Gujarat leveraging its existing appeal—from investor-friendly policies, transparency, and efficient decision-making—has an advantage. The state, through Gujarat State Electronics Mission (GSEM), is offering its robust infrastructure, abundant power, access to water, a vast coastline, and industry-friendly image and can become a prime destination for semiconductor and electronics manufacturing projects.
India’s past failures hinge on additional factors, beyond the proactiveness of states. Establishing successful semiconductor ventures requires strategic partnerships between global technology experts, equipment suppliers, and importantly large Indian businesses like the Tatas and Vedantas, who may understand India better.
India’s entry into the semiconductor manufacturing arena is indeed a “now or never” opportunity. India has great human capabilities already in semiconductor design, as almost every semiconductor major has an Indian presence in the design of the most advanced chips. It is time for India to leverage this and have a collaborative effort between the government, Indian industry, and global tech players to go for the fab. It is also time for Indian states to think big and compete with rival geographies rather than neighboring states.
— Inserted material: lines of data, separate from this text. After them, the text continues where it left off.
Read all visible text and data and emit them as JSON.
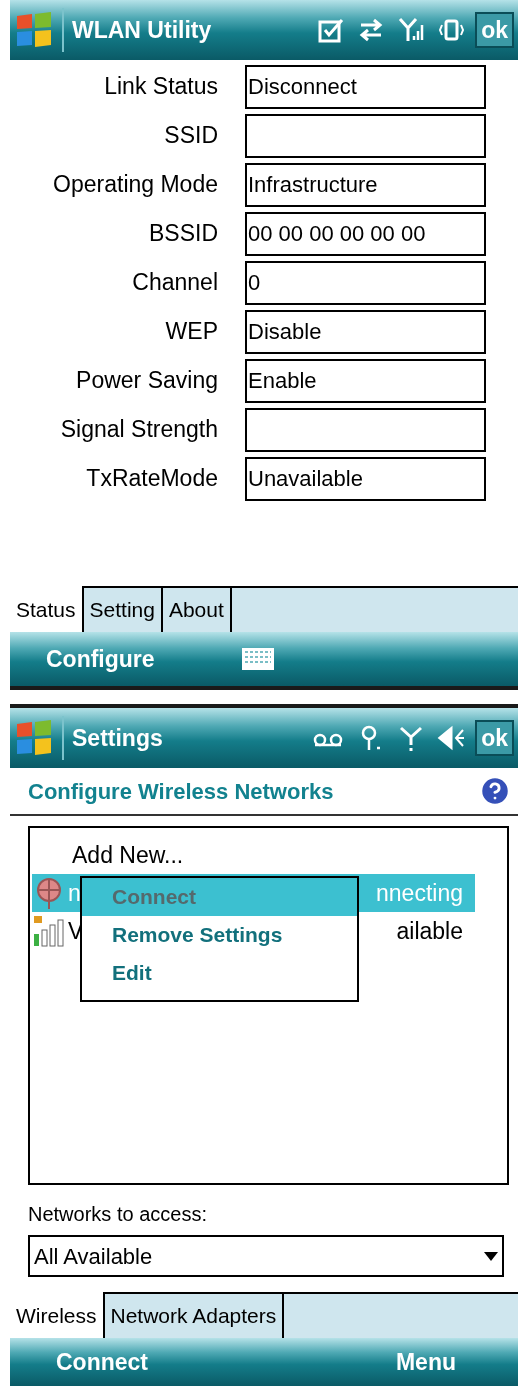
{
  "wlan_utility": {
    "title_bar": {
      "title": "WLAN Utility",
      "ok": "ok"
    },
    "fields": [
      {
        "label": "Link Status",
        "value": "Disconnect"
      },
      {
        "label": "SSID"
      },
      {
        "label": "Operating Mode",
        "value": "Infrastructure"
      },
      {
        "label": "BSSID",
        "value": "00 00 00 00 00 00"
      },
      {
        "label": "Channel",
        "value": "0"
      },
      {
        "label": "WEP",
        "value": "Disable"
      },
      {
        "label": "Power Saving",
        "value": "Enable"
      },
      {
        "label": "Signal Strength"
      },
      {
        "label": "TxRateMode",
        "value": "Unavailable"
      }
    ],
    "tabs": [
      {
        "label": "Status",
        "selected": true
      },
      {
        "label": "Setting",
        "selected": false
      },
      {
        "label": "About",
        "selected": false
      }
    ],
    "soft_keys": {
      "left": "Configure"
    }
  },
  "settings": {
    "title_bar": {
      "title": "Settings",
      "ok": "ok"
    },
    "header": "Configure Wireless Networks",
    "network_list": {
      "add_new": "Add New...",
      "items": [
        {
          "kind": "connecting",
          "text_start": "n",
          "text_end": "nnecting",
          "selected": true
        },
        {
          "kind": "secured",
          "text_start": "V",
          "text_end": "ailable",
          "selected": false
        }
      ]
    },
    "context_menu": [
      {
        "label": "Connect",
        "selected": true,
        "disabled": true
      },
      {
        "label": "Remove Settings",
        "selected": false,
        "disabled": false
      },
      {
        "label": "Edit",
        "selected": false,
        "disabled": false
      }
    ],
    "networks_to_access": {
      "label": "Networks to access:",
      "value": "All Available"
    },
    "tabs": [
      {
        "label": "Wireless",
        "selected": true
      },
      {
        "label": "Network Adapters",
        "selected": false
      }
    ],
    "soft_keys": {
      "left": "Connect",
      "right": "Menu"
    }
  }
}
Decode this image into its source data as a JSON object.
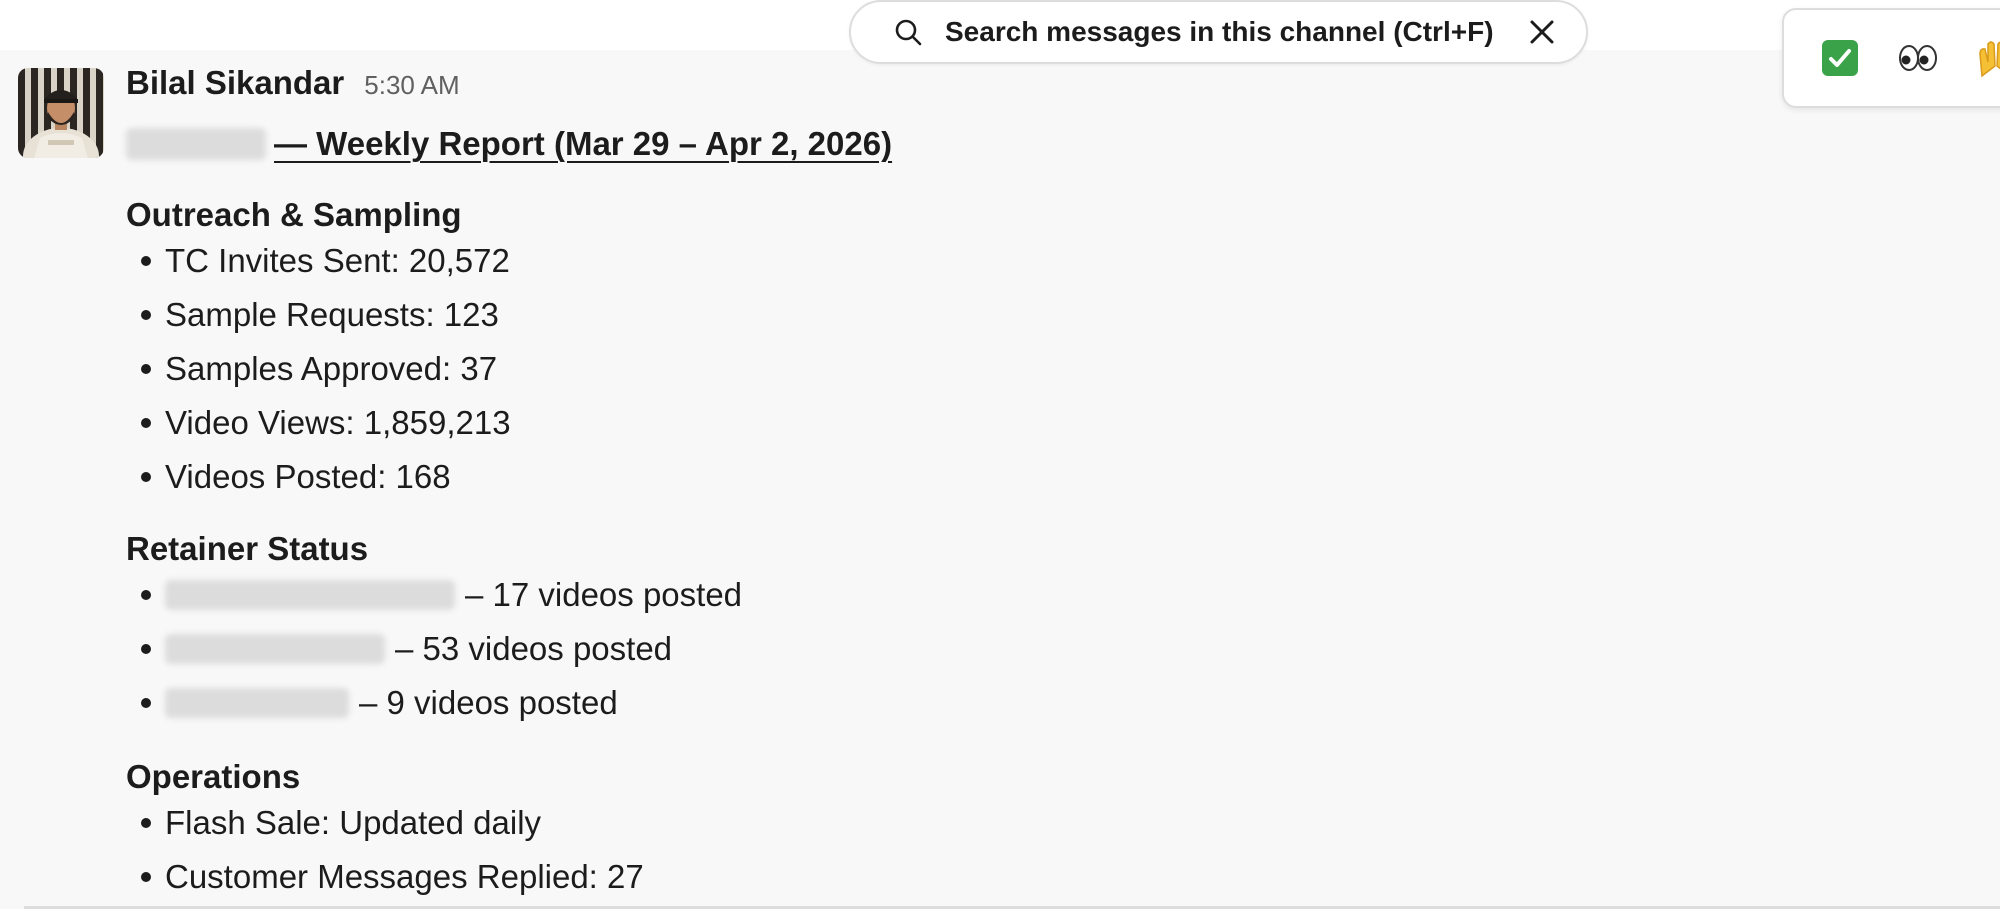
{
  "search": {
    "placeholder": "Search messages in this channel (Ctrl+F)"
  },
  "reactions": [
    {
      "name": "white-check-mark"
    },
    {
      "name": "eyes",
      "glyph": "👀"
    },
    {
      "name": "raised-hands",
      "glyph": "🙌"
    }
  ],
  "message": {
    "sender": "Bilal Sikandar",
    "time": "5:30 AM",
    "title": "— Weekly Report (Mar 29 – Apr 2, 2026)",
    "sections": [
      {
        "heading": "Outreach & Sampling",
        "items": [
          "TC Invites Sent: 20,572",
          "Sample Requests: 123",
          "Samples Approved: 37",
          "Video Views: 1,859,213",
          "Videos Posted: 168"
        ]
      },
      {
        "heading": "Retainer Status",
        "items": [
          "– 17 videos posted",
          "– 53 videos posted",
          "– 9 videos posted"
        ]
      },
      {
        "heading": "Operations",
        "items": [
          "Flash Sale: Updated daily",
          "Customer Messages Replied: 27"
        ]
      }
    ]
  }
}
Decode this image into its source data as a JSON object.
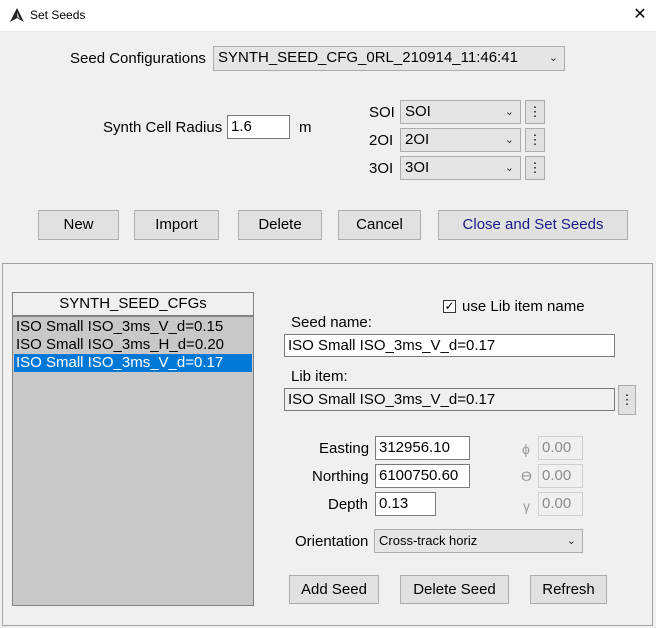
{
  "window": {
    "title": "Set Seeds",
    "close_glyph": "✕"
  },
  "config": {
    "seed_configurations_label": "Seed Configurations",
    "seed_configuration_value": "SYNTH_SEED_CFG_0RL_210914_11:46:41",
    "synth_cell_radius_label": "Synth Cell Radius",
    "synth_cell_radius_value": "1.6",
    "radius_unit": "m",
    "soi_label": "SOI",
    "soi_value": "SOI",
    "oi2_label": "2OI",
    "oi2_value": "2OI",
    "oi3_label": "3OI",
    "oi3_value": "3OI"
  },
  "buttons": {
    "new": "New",
    "import": "Import",
    "delete": "Delete",
    "cancel": "Cancel",
    "close_and_set": "Close and Set Seeds",
    "ellipsis": "⋮",
    "add_seed": "Add Seed",
    "delete_seed": "Delete Seed",
    "refresh": "Refresh"
  },
  "list": {
    "header": "SYNTH_SEED_CFGs",
    "items": [
      "ISO Small ISO_3ms_V_d=0.15",
      "ISO Small ISO_3ms_H_d=0.20",
      "ISO Small ISO_3ms_V_d=0.17"
    ],
    "selected_index": 2
  },
  "seed": {
    "use_lib_label": "use Lib item name",
    "use_lib_checked": true,
    "seed_name_label": "Seed name:",
    "seed_name_value": "ISO Small ISO_3ms_V_d=0.17",
    "lib_item_label": "Lib item:",
    "lib_item_value": "ISO Small ISO_3ms_V_d=0.17",
    "easting_label": "Easting",
    "easting_value": "312956.10",
    "northing_label": "Northing",
    "northing_value": "6100750.60",
    "depth_label": "Depth",
    "depth_value": "0.13",
    "phi_glyph": "ϕ",
    "phi_value": "0.00",
    "theta_glyph": "ϴ",
    "theta_value": "0.00",
    "gamma_glyph": "γ",
    "gamma_value": "0.00",
    "orientation_label": "Orientation",
    "orientation_value": "Cross-track horiz"
  },
  "icons": {
    "app": "app-logo-icon",
    "chevron": "chevron-down-icon",
    "check": "✓"
  }
}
Rameesh Kailasam & Dhiraj Gyani, respectively, CEO, and senior director (policy & operations), IndiaTech.org